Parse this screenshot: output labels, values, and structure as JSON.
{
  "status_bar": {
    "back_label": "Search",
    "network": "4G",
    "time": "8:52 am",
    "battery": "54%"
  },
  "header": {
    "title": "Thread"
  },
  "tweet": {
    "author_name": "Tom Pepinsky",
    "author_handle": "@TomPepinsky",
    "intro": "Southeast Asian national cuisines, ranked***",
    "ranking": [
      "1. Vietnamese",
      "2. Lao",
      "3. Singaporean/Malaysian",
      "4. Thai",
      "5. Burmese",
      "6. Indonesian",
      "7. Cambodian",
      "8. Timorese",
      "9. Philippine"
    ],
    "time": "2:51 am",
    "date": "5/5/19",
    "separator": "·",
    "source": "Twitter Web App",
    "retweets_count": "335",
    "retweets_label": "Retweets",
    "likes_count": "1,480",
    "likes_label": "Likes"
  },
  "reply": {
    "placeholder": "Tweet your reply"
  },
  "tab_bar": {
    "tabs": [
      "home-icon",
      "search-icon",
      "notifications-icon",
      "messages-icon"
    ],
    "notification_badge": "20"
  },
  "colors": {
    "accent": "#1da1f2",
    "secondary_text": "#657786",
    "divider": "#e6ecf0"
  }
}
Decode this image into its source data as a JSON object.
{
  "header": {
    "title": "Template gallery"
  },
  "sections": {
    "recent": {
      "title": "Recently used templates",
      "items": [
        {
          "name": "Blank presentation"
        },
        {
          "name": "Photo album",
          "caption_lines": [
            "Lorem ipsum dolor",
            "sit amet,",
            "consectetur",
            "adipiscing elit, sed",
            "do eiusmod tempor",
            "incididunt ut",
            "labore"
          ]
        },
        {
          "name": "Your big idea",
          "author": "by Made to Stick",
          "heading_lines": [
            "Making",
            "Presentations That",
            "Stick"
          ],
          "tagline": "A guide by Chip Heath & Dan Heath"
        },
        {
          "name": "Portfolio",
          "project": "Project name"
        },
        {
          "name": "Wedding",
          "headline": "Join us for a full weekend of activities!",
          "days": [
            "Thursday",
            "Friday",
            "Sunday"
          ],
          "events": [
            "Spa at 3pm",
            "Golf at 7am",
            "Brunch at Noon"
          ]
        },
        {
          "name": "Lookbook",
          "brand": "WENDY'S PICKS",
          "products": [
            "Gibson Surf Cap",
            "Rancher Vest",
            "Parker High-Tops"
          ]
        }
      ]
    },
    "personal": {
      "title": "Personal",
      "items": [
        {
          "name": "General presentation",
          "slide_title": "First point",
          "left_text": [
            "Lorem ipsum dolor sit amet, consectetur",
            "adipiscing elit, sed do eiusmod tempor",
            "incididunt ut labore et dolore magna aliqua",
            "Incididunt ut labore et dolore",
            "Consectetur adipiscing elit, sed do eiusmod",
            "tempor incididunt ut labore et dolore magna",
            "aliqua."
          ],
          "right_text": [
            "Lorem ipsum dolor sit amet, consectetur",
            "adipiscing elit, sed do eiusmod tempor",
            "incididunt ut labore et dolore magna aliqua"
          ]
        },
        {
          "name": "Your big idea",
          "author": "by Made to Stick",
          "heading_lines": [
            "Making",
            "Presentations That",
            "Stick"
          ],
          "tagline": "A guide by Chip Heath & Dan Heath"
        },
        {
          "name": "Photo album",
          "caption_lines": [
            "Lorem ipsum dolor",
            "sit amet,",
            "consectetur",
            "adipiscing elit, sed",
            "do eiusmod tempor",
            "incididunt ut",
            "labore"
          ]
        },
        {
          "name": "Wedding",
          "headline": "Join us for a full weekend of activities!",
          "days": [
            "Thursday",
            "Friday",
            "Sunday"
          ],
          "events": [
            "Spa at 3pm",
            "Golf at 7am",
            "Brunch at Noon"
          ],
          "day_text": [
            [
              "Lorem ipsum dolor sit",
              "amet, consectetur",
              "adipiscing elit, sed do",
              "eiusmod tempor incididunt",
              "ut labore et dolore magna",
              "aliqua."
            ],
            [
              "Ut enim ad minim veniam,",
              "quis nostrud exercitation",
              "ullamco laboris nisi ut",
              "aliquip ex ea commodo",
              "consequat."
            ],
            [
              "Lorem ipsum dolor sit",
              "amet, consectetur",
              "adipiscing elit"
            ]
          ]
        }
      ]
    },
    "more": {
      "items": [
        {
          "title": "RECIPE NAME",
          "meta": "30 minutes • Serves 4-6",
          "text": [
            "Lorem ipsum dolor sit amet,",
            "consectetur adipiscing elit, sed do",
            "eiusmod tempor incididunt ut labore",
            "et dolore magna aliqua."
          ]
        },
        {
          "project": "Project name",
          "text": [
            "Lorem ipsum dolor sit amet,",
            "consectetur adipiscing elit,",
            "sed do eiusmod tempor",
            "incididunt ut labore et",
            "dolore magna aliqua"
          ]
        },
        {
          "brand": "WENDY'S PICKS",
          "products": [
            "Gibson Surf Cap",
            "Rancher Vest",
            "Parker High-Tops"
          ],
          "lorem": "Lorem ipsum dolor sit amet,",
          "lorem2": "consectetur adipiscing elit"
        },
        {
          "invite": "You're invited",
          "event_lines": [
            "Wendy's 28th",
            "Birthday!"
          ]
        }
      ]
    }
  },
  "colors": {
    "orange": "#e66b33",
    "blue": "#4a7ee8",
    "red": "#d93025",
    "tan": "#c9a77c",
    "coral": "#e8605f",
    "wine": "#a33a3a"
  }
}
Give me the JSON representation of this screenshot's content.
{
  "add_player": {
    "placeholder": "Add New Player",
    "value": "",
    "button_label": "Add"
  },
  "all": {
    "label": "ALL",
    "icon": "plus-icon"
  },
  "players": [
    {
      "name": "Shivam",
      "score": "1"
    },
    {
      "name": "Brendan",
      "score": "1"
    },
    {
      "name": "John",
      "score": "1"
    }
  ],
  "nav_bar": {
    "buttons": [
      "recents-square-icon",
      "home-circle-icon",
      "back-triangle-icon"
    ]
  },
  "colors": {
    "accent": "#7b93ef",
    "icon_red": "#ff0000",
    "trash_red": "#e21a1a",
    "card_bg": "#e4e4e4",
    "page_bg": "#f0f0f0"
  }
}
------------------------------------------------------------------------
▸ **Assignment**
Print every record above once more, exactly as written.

▸ **Exercise result**
Parse this screenshot: output labels, values, and structure as JSON.
{
  "status_bar": {
    "back_label": "Search",
    "network": "4G",
    "time": "8:52 am",
    "battery": "54%"
  },
  "header": {
    "title": "Thread"
  },
  "tweet": {
    "author_name": "Tom Pepinsky",
    "author_handle": "@TomPepinsky",
    "intro": "Southeast Asian national cuisines, ranked***",
    "ranking": [
      "1. Vietnamese",
      "2. Lao",
      "3. Singaporean/Malaysian",
      "4. Thai",
      "5. Burmese",
      "6. Indonesian",
      "7. Cambodian",
      "8. Timorese",
      "9. Philippine"
    ],
    "time": "2:51 am",
    "date": "5/5/19",
    "separator": "·",
    "source": "Twitter Web App",
    "retweets_count": "335",
    "retweets_label": "Retweets",
    "likes_count": "1,480",
    "likes_label": "Likes"
  },
  "reply": {
    "placeholder": "Tweet your reply"
  },
  "tab_bar": {
    "tabs": [
      "home-icon",
      "search-icon",
      "notifications-icon",
      "messages-icon"
    ],
    "notification_badge": "20"
  },
  "colors": {
    "accent": "#1da1f2",
    "secondary_text": "#657786",
    "divider": "#e6ecf0"
  }
}
Decode this image into its source data as a JSON object.
{
  "header": {
    "title": "Template gallery"
  },
  "sections": {
    "recent": {
      "title": "Recently used templates",
      "items": [
        {
          "name": "Blank presentation"
        },
        {
          "name": "Photo album",
          "caption_lines": [
            "Lorem ipsum dolor",
            "sit amet,",
            "consectetur",
            "adipiscing elit, sed",
            "do eiusmod tempor",
            "incididunt ut",
            "labore"
          ]
        },
        {
          "name": "Your big idea",
          "author": "by Made to Stick",
          "heading_lines": [
            "Making",
            "Presentations That",
            "Stick"
          ],
          "tagline": "A guide by Chip Heath & Dan Heath"
        },
        {
          "name": "Portfolio",
          "project": "Project name"
        },
        {
          "name": "Wedding",
          "headline": "Join us for a full weekend of activities!",
          "days": [
            "Thursday",
            "Friday",
            "Sunday"
          ],
          "events": [
            "Spa at 3pm",
            "Golf at 7am",
            "Brunch at Noon"
          ]
        },
        {
          "name": "Lookbook",
          "brand": "WENDY'S PICKS",
          "products": [
            "Gibson Surf Cap",
            "Rancher Vest",
            "Parker High-Tops"
          ]
        }
      ]
    },
    "personal": {
      "title": "Personal",
      "items": [
        {
          "name": "General presentation",
          "slide_title": "First point",
          "left_text": [
            "Lorem ipsum dolor sit amet, consectetur",
            "adipiscing elit, sed do eiusmod tempor",
            "incididunt ut labore et dolore magna aliqua",
            "Incididunt ut labore et dolore",
            "Consectetur adipiscing elit, sed do eiusmod",
            "tempor incididunt ut labore et dolore magna",
            "aliqua."
          ],
          "right_text": [
            "Lorem ipsum dolor sit amet, consectetur",
            "adipiscing elit, sed do eiusmod tempor",
            "incididunt ut labore et dolore magna aliqua"
          ]
        },
        {
          "name": "Your big idea",
          "author": "by Made to Stick",
          "heading_lines": [
            "Making",
            "Presentations That",
            "Stick"
          ],
          "tagline": "A guide by Chip Heath & Dan Heath"
        },
        {
          "name": "Photo album",
          "caption_lines": [
            "Lorem ipsum dolor",
            "sit amet,",
            "consectetur",
            "adipiscing elit, sed",
            "do eiusmod tempor",
            "incididunt ut",
            "labore"
          ]
        },
        {
          "name": "Wedding",
          "headline": "Join us for a full weekend of activities!",
          "days": [
            "Thursday",
            "Friday",
            "Sunday"
          ],
          "events": [
            "Spa at 3pm",
            "Golf at 7am",
            "Brunch at Noon"
          ],
          "day_text": [
            [
              "Lorem ipsum dolor sit",
              "amet, consectetur",
              "adipiscing elit, sed do",
              "eiusmod tempor incididunt",
              "ut labore et dolore magna",
              "aliqua."
            ],
            [
              "Ut enim ad minim veniam,",
              "quis nostrud exercitation",
              "ullamco laboris nisi ut",
              "aliquip ex ea commodo",
              "consequat."
            ],
            [
              "Lorem ipsum dolor sit",
              "amet, consectetur",
              "adipiscing elit"
            ]
          ]
        }
      ]
    },
    "more": {
      "items": [
        {
          "title": "RECIPE NAME",
          "meta": "30 minutes • Serves 4-6",
          "text": [
            "Lorem ipsum dolor sit amet,",
            "consectetur adipiscing elit, sed do",
            "eiusmod tempor incididunt ut labore",
            "et dolore magna aliqua."
          ]
        },
        {
          "project": "Project name",
          "text": [
            "Lorem ipsum dolor sit amet,",
            "consectetur adipiscing elit,",
            "sed do eiusmod tempor",
            "incididunt ut labore et",
            "dolore magna aliqua"
          ]
        },
        {
          "brand": "WENDY'S PICKS",
          "products": [
            "Gibson Surf Cap",
            "Rancher Vest",
            "Parker High-Tops"
          ],
          "lorem": "Lorem ipsum dolor sit amet,",
          "lorem2": "consectetur adipiscing elit"
        },
        {
          "invite": "You're invited",
          "event_lines": [
            "Wendy's 28th",
            "Birthday!"
          ]
        }
      ]
    }
  },
  "colors": {
    "orange": "#e66b33",
    "blue": "#4a7ee8",
    "red": "#d93025",
    "tan": "#c9a77c",
    "coral": "#e8605f",
    "wine": "#a33a3a"
  }
}
Give me the JSON representation of this screenshot's content.
{
  "add_player": {
    "placeholder": "Add New Player",
    "value": "",
    "button_label": "Add"
  },
  "all": {
    "label": "ALL",
    "icon": "plus-icon"
  },
  "players": [
    {
      "name": "Shivam",
      "score": "1"
    },
    {
      "name": "Brendan",
      "score": "1"
    },
    {
      "name": "John",
      "score": "1"
    }
  ],
  "nav_bar": {
    "buttons": [
      "recents-square-icon",
      "home-circle-icon",
      "back-triangle-icon"
    ]
  },
  "colors": {
    "accent": "#7b93ef",
    "icon_red": "#ff0000",
    "trash_red": "#e21a1a",
    "card_bg": "#e4e4e4",
    "page_bg": "#f0f0f0"
  }
}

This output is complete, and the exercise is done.